→ **WHAT IS NEEDED**: Nothing in the data should be left out or altered when it is retyped.

→ **Items from a data source**:
+++
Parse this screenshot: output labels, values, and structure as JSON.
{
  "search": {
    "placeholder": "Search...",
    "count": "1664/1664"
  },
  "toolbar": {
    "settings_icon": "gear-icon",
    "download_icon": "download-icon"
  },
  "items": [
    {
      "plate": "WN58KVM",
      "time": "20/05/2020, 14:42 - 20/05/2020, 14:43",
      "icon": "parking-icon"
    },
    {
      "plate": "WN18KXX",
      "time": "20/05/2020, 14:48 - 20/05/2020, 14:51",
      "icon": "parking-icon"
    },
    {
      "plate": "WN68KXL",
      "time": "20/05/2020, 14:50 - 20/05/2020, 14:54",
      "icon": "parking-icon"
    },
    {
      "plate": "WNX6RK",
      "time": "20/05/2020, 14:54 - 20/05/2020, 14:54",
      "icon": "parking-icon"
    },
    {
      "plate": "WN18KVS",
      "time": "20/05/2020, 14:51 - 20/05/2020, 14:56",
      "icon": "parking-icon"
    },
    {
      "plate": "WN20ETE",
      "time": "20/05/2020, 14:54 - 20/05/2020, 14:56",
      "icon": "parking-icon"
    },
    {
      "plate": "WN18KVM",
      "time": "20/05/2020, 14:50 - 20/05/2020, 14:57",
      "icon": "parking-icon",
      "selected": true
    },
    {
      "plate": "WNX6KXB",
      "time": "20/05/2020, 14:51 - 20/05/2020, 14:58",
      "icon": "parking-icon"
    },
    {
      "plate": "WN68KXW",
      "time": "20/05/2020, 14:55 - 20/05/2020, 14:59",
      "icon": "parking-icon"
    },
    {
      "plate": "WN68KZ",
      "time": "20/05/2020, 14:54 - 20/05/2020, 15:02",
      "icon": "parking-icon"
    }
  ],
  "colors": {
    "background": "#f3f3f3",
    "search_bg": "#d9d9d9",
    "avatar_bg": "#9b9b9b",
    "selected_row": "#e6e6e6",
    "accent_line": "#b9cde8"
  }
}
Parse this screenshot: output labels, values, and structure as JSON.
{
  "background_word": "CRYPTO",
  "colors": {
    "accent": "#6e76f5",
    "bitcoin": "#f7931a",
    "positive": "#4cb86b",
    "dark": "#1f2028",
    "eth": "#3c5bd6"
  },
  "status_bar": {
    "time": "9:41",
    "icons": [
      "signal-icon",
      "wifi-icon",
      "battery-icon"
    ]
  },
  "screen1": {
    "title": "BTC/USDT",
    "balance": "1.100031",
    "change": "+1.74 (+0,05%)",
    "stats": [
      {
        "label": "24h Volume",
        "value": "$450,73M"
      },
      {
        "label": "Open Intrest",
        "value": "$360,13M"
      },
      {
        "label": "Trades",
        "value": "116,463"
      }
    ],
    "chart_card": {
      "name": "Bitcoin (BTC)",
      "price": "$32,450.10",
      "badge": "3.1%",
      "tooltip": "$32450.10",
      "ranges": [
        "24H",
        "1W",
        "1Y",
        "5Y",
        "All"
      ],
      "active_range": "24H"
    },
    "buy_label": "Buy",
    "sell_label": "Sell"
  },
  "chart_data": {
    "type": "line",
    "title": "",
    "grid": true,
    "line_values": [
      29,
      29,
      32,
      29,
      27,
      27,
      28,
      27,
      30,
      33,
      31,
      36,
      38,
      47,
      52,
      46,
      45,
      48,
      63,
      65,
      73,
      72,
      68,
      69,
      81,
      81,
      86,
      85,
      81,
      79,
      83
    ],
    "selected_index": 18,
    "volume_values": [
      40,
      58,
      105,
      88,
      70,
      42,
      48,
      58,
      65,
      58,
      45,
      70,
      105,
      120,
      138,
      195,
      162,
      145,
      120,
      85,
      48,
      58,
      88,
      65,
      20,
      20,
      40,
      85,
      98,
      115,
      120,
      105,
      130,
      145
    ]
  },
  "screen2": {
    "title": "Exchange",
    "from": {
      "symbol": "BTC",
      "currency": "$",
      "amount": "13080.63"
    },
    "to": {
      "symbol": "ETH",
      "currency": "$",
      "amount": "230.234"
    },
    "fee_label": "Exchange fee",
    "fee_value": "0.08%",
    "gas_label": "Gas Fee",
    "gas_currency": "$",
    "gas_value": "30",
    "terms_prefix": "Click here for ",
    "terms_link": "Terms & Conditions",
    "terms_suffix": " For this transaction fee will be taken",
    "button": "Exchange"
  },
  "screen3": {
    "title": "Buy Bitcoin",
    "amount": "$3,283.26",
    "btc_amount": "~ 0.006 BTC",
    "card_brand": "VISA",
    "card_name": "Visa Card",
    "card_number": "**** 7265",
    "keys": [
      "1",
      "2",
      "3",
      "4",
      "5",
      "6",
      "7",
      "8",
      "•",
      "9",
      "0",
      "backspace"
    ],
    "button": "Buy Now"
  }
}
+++
→ **RESULT FOR THIS EXERCISE**:
Parse this screenshot: output labels, values, and structure as JSON.
{
  "search": {
    "placeholder": "Search...",
    "count": "1664/1664"
  },
  "toolbar": {
    "settings_icon": "gear-icon",
    "download_icon": "download-icon"
  },
  "items": [
    {
      "plate": "WN58KVM",
      "time": "20/05/2020, 14:42 - 20/05/2020, 14:43",
      "icon": "parking-icon"
    },
    {
      "plate": "WN18KXX",
      "time": "20/05/2020, 14:48 - 20/05/2020, 14:51",
      "icon": "parking-icon"
    },
    {
      "plate": "WN68KXL",
      "time": "20/05/2020, 14:50 - 20/05/2020, 14:54",
      "icon": "parking-icon"
    },
    {
      "plate": "WNX6RK",
      "time": "20/05/2020, 14:54 - 20/05/2020, 14:54",
      "icon": "parking-icon"
    },
    {
      "plate": "WN18KVS",
      "time": "20/05/2020, 14:51 - 20/05/2020, 14:56",
      "icon": "parking-icon"
    },
    {
      "plate": "WN20ETE",
      "time": "20/05/2020, 14:54 - 20/05/2020, 14:56",
      "icon": "parking-icon"
    },
    {
      "plate": "WN18KVM",
      "time": "20/05/2020, 14:50 - 20/05/2020, 14:57",
      "icon": "parking-icon",
      "selected": true
    },
    {
      "plate": "WNX6KXB",
      "time": "20/05/2020, 14:51 - 20/05/2020, 14:58",
      "icon": "parking-icon"
    },
    {
      "plate": "WN68KXW",
      "time": "20/05/2020, 14:55 - 20/05/2020, 14:59",
      "icon": "parking-icon"
    },
    {
      "plate": "WN68KZ",
      "time": "20/05/2020, 14:54 - 20/05/2020, 15:02",
      "icon": "parking-icon"
    }
  ],
  "colors": {
    "background": "#f3f3f3",
    "search_bg": "#d9d9d9",
    "avatar_bg": "#9b9b9b",
    "selected_row": "#e6e6e6",
    "accent_line": "#b9cde8"
  }
}
Parse this screenshot: output labels, values, and structure as JSON.
{
  "background_word": "CRYPTO",
  "colors": {
    "accent": "#6e76f5",
    "bitcoin": "#f7931a",
    "positive": "#4cb86b",
    "dark": "#1f2028",
    "eth": "#3c5bd6"
  },
  "status_bar": {
    "time": "9:41",
    "icons": [
      "signal-icon",
      "wifi-icon",
      "battery-icon"
    ]
  },
  "screen1": {
    "title": "BTC/USDT",
    "balance": "1.100031",
    "change": "+1.74 (+0,05%)",
    "stats": [
      {
        "label": "24h Volume",
        "value": "$450,73M"
      },
      {
        "label": "Open Intrest",
        "value": "$360,13M"
      },
      {
        "label": "Trades",
        "value": "116,463"
      }
    ],
    "chart_card": {
      "name": "Bitcoin (BTC)",
      "price": "$32,450.10",
      "badge": "3.1%",
      "tooltip": "$32450.10",
      "ranges": [
        "24H",
        "1W",
        "1Y",
        "5Y",
        "All"
      ],
      "active_range": "24H"
    },
    "buy_label": "Buy",
    "sell_label": "Sell"
  },
  "chart_data": {
    "type": "line",
    "title": "",
    "grid": true,
    "line_values": [
      29,
      29,
      32,
      29,
      27,
      27,
      28,
      27,
      30,
      33,
      31,
      36,
      38,
      47,
      52,
      46,
      45,
      48,
      63,
      65,
      73,
      72,
      68,
      69,
      81,
      81,
      86,
      85,
      81,
      79,
      83
    ],
    "selected_index": 18,
    "volume_values": [
      40,
      58,
      105,
      88,
      70,
      42,
      48,
      58,
      65,
      58,
      45,
      70,
      105,
      120,
      138,
      195,
      162,
      145,
      120,
      85,
      48,
      58,
      88,
      65,
      20,
      20,
      40,
      85,
      98,
      115,
      120,
      105,
      130,
      145
    ]
  },
  "screen2": {
    "title": "Exchange",
    "from": {
      "symbol": "BTC",
      "currency": "$",
      "amount": "13080.63"
    },
    "to": {
      "symbol": "ETH",
      "currency": "$",
      "amount": "230.234"
    },
    "fee_label": "Exchange fee",
    "fee_value": "0.08%",
    "gas_label": "Gas Fee",
    "gas_currency": "$",
    "gas_value": "30",
    "terms_prefix": "Click here for ",
    "terms_link": "Terms & Conditions",
    "terms_suffix": " For this transaction fee will be taken",
    "button": "Exchange"
  },
  "screen3": {
    "title": "Buy Bitcoin",
    "amount": "$3,283.26",
    "btc_amount": "~ 0.006 BTC",
    "card_brand": "VISA",
    "card_name": "Visa Card",
    "card_number": "**** 7265",
    "keys": [
      "1",
      "2",
      "3",
      "4",
      "5",
      "6",
      "7",
      "8",
      "•",
      "9",
      "0",
      "backspace"
    ],
    "button": "Buy Now"
  }
}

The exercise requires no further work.